What you should do
Where the string "icon" appears in a line of the data, show that line.

:: Extracted information

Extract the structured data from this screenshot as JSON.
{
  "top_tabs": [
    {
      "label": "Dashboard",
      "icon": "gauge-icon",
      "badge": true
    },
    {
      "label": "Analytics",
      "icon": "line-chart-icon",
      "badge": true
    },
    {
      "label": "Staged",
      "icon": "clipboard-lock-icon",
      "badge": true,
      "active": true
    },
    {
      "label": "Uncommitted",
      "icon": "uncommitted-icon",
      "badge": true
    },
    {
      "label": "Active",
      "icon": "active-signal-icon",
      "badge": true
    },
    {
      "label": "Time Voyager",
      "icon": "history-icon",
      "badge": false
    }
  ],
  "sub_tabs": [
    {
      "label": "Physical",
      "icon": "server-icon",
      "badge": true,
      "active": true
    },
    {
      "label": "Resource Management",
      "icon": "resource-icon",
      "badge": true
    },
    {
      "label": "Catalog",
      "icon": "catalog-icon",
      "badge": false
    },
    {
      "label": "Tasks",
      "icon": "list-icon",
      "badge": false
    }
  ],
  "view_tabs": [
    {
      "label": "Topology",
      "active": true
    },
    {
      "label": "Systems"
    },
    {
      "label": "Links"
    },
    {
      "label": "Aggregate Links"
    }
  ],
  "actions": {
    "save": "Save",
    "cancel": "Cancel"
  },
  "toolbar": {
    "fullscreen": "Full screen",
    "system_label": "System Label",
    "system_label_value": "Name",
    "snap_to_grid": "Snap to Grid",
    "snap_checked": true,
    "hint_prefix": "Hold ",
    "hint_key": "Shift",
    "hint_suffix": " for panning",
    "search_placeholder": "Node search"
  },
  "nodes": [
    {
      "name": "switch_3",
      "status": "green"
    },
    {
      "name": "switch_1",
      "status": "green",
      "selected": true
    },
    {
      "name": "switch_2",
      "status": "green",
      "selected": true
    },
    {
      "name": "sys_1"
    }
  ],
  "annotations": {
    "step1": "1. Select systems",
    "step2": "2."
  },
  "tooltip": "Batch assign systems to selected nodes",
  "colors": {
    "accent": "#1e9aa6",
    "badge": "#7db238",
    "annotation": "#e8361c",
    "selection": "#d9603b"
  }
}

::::

Answer box
      "icon": "gauge-icon",
      "icon": "line-chart-icon",
      "icon": "clipboard-lock-icon",
      "icon": "uncommitted-icon",
      "icon": "active-signal-icon",
      "icon": "history-icon",
      "icon": "server-icon",
      "icon": "resource-icon",
      "icon": "catalog-icon",
      "icon": "list-icon",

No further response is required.